When the town of Vevay lost power for 22 hours on June 18th-19th, many residents and businesses were impacted, but one of the hardest hit was the Vevay IGA, which was forced to discard perishable products and file a claim with its insurance company.
The insurance company had already informed owner Eric Rabe that the store’s insurance coverage would be terminated due to excessive claims that were caused by electrical outages; but a new company agreed to take on the store – although it was for a higher premium and less coverage – and the Vevay IGA was able to reopen.
A public meeting with officials from Duke Energy was then held on July 8th; and the leadership team of the company outlined a six-week plan to trim vegetation and do other work around its power lines to reduce the chance of future power outages caused by vegetation.

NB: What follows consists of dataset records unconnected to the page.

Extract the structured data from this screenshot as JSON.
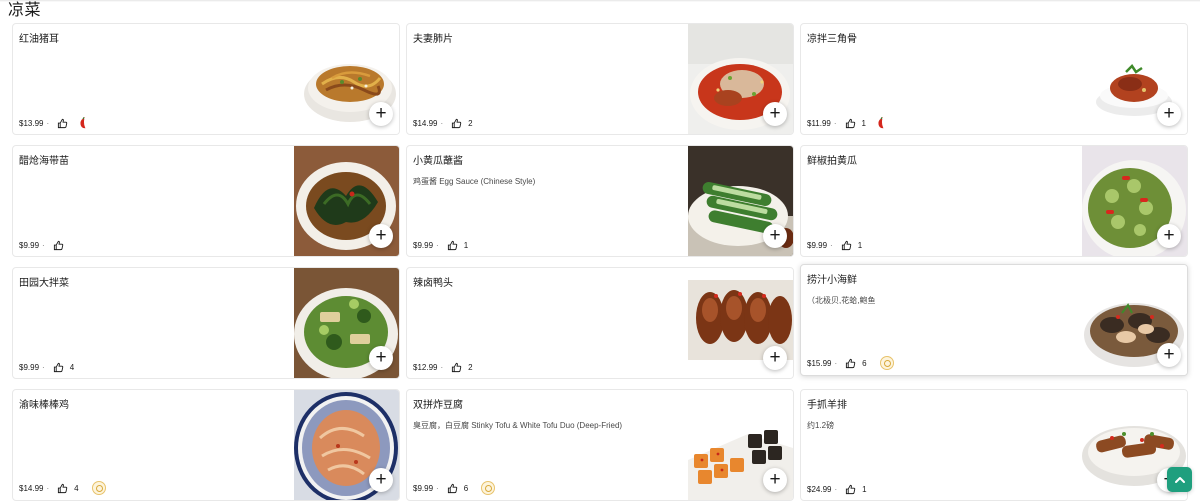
{
  "section": {
    "title": "凉菜"
  },
  "items": [
    {
      "name": "红油猪耳",
      "desc": "",
      "price": "$13.99",
      "likes": "",
      "spicy": true,
      "badge": false,
      "raised": false,
      "photo": "noodle-plate"
    },
    {
      "name": "夫妻肺片",
      "desc": "",
      "price": "$14.99",
      "likes": "2",
      "spicy": false,
      "badge": false,
      "raised": false,
      "photo": "red-oil-plate"
    },
    {
      "name": "凉拌三角骨",
      "desc": "",
      "price": "$11.99",
      "likes": "1",
      "spicy": true,
      "badge": false,
      "raised": false,
      "photo": "small-bowl"
    },
    {
      "name": "醋炝海带苗",
      "desc": "",
      "price": "$9.99",
      "likes": "",
      "spicy": false,
      "badge": false,
      "raised": false,
      "photo": "seaweed-plate"
    },
    {
      "name": "小黄瓜蘸酱",
      "desc": "鸡蛋酱 Egg Sauce (Chinese Style)",
      "price": "$9.99",
      "likes": "1",
      "spicy": false,
      "badge": false,
      "raised": false,
      "photo": "cucumber-sticks"
    },
    {
      "name": "鲜椒拍黄瓜",
      "desc": "",
      "price": "$9.99",
      "likes": "1",
      "spicy": false,
      "badge": false,
      "raised": false,
      "photo": "cucumber-salad"
    },
    {
      "name": "田园大拌菜",
      "desc": "",
      "price": "$9.99",
      "likes": "4",
      "spicy": false,
      "badge": false,
      "raised": false,
      "photo": "green-salad"
    },
    {
      "name": "辣卤鸭头",
      "desc": "",
      "price": "$12.99",
      "likes": "2",
      "spicy": false,
      "badge": false,
      "raised": false,
      "photo": "duck-heads"
    },
    {
      "name": "捞汁小海鲜",
      "desc": "（北极贝,花蛤,鲍鱼",
      "price": "$15.99",
      "likes": "6",
      "spicy": false,
      "badge": true,
      "raised": true,
      "photo": "seafood-plate"
    },
    {
      "name": "渝味棒棒鸡",
      "desc": "",
      "price": "$14.99",
      "likes": "4",
      "spicy": false,
      "badge": true,
      "raised": false,
      "photo": "chicken-blue-bowl"
    },
    {
      "name": "双拼炸豆腐",
      "desc": "臭豆腐，白豆腐 Stinky Tofu & White Tofu Duo (Deep-Fried)",
      "price": "$9.99",
      "likes": "6",
      "spicy": false,
      "badge": true,
      "raised": false,
      "photo": "fried-tofu"
    },
    {
      "name": "手抓羊排",
      "desc": "约1.2磅",
      "price": "$24.99",
      "likes": "1",
      "spicy": false,
      "badge": false,
      "raised": false,
      "photo": "lamb-chops"
    }
  ],
  "add_button_label": "+",
  "colors": {
    "accent": "#1f9f7e",
    "chili": "#d4261c",
    "badge": "#e8c36b"
  }
}
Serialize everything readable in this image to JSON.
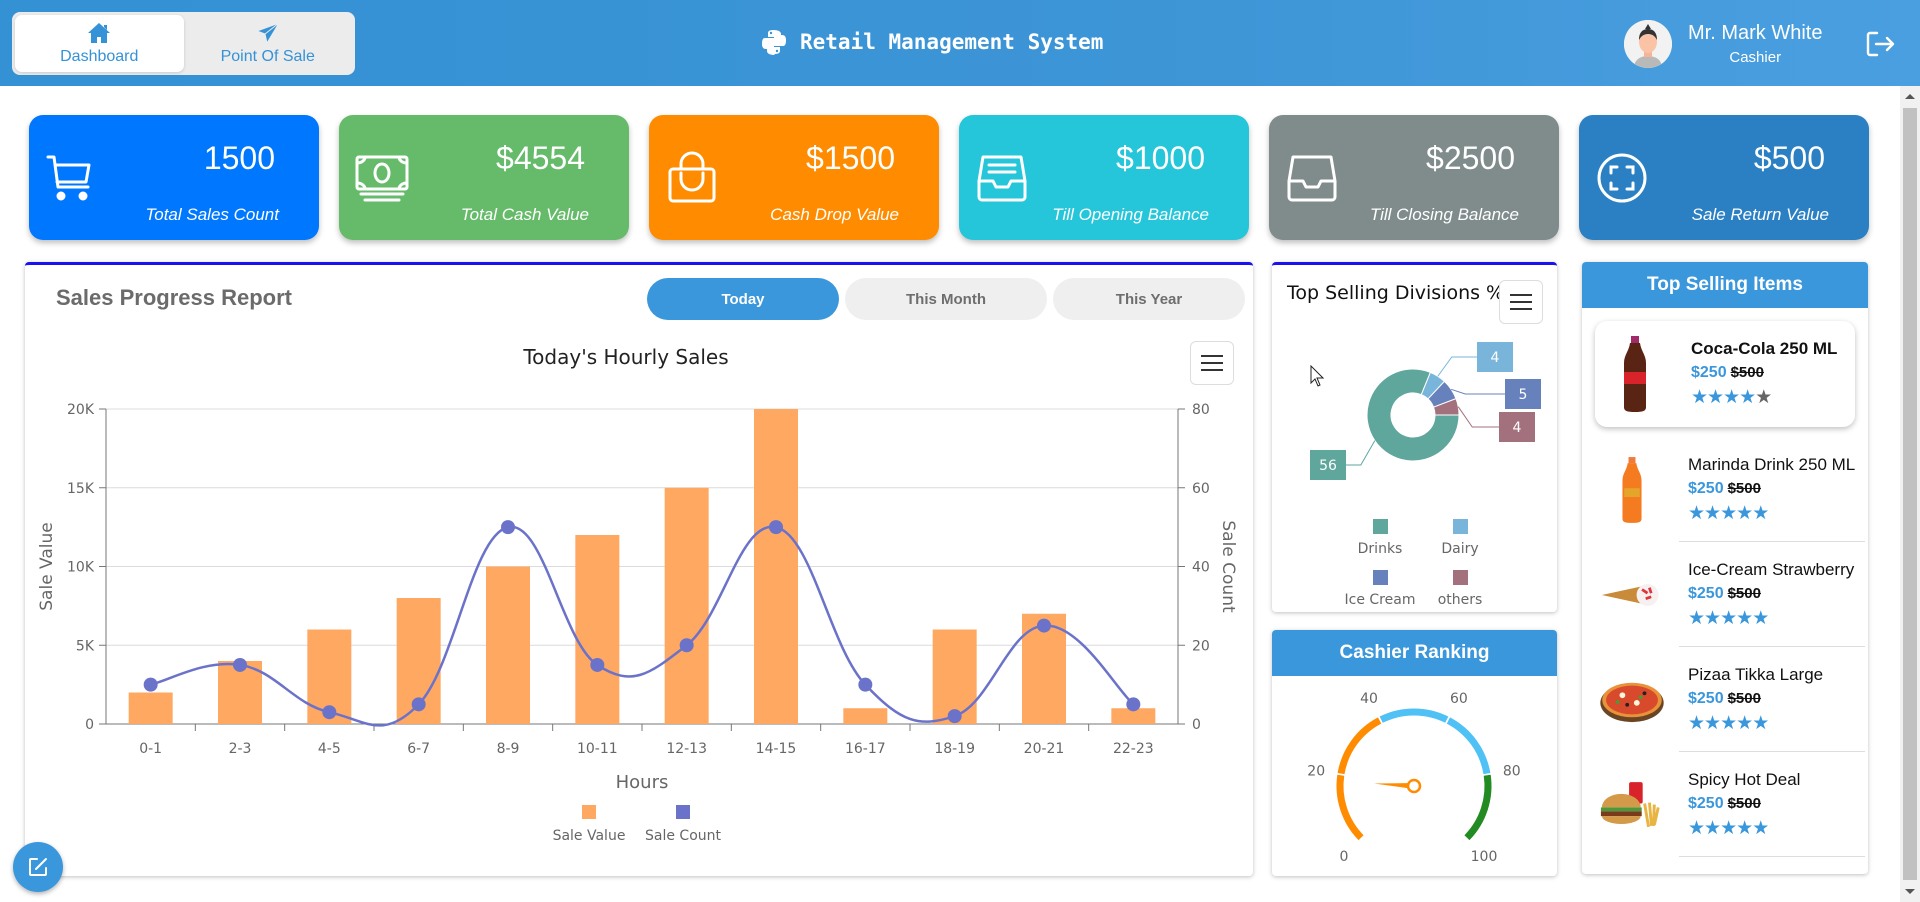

On Sunday morning of this week, workers at the Vevay IGA reported to work only to find that the three-phase electrical service – which powers the larger items in the store, such as compressors, refrigerated areas and freezers – had gone off sometime in time period since the store closed on Saturday night.
Duke workers were brought to the scene, and a third-party company was called in, and it was determined that an underground three-phase line that feeds the store was damaged, and needed to be replaced. Regular electric service to the IGA, and also the CVS Pharmacy and the Family Dollar store, which had not been impacted by the break in the three-phase line, had to then be shut down completely so that the work could be completed by workers safely.
Power was restored at approximately 6:40 p.m. Sunday night – an outage of approximately 18 hours that has again resulted in the discarding of perishable food items in the IGA.
The store has not reopened since the outage on Sunday, and Rabe said that he continues to be in the process of working through the Duke Energy system in terms of filing a claim on his most recent loss.
Rabe said that the line that caused the outage on Sunday was the same line that disrupted operations in October of last year, but at that time the line was spliced together; which he saw as only a temporary fix. On Sunday, workers completely replaced the line, eliminating the splice and replacing a line that some estimated was 30-40 years old.
Rabe provided a timeline for the work on Sunday:
• The outage happened sometime between the closing of the store at 9:30 p.m. Saturday night and when store workers came to open the store on Sunday morning at about 4:30 a.m.
• At 4:30 a.m., Rabe said that he called the store’s refrigeration company, because he and others thought that it might be some issue in the store. He said that workers from the company came from Northern Cincinnati, arriving at approximately 6 a.m. After they arrived, Rabe said that those workers quickly told IGA staff that the problem was outside the store, and that nothing internal was wrong.
• Rabe said that Duke was called at 5:30 a.m., and that workers from Duke arrived at the store at approximately 8:30 a.m.
“That person quickly determined that it was a problem underground,” Rabe said. “And they called in another Duke crew, and they also called a third party at 11:30 a.m. to do the trenching. They showed up at 2:30 p.m. and they trenched the line from the pole to the back of the store.”
• Once the trenching was completed, the work to replace the entire line occurred; with the electrical service being turned back on at 6:40 p.m. Sunday night.
Rabe said that he filed an official claim with Duke Energy on Monday morning, asking that Duke pay for his losses because the loss occurred due to Duke’s line, not an act of nature. He said that there is no timeline as to when he will hear about his claim, but noted that when he filed a claim (which was denied) after the June outage, he heard from Duke in about a week.
“It was an 88-degree day, perfectly sunny,” Rabe said. “No rain, no weather, no moisture. What could have broken that thing outside of it simply being an old wire? It should have been replaced when they had the workers there back in October.”
Rabe said that the outage on Sunday resulted in the total loss of all the perishable items in the store. He said that a majority of the products were being donated to a food pantry.
If the claim to Duke is denied, Rabe said that his next course of action will be to consider filing a claim with the Indiana Utility Regulatory Commission. The IURC ruled that Duke was liable for past outages in a ruling that was made in July; but Duke is appealing that decision.
So where does this leave the future of the store?
Rabe said that it’s out of his control at this point.
“I have filed a claim with Duke,” Rabe said. “I’m hopeful, but very, very skeptical, that Duke is going to honor the claim; and even if they do honor the claim, I don’t know what that means. I assume they would cover the expenses on this, but from what I hear it’s very rare that it happens.”
Rabe said that everyone has been asking when the store will reopen.
He said that he honestly can’t answer that.
“I have no idea how long this thing could be,” he said. “If it’s going to be three months, I need to make a decision now. If it’s today (the decision on the claim), I may make a different decision…Do I want to reopen the store? Heck yes. I filed a claim with Duke on this last one, so we’ll just have to wait and see what happens.”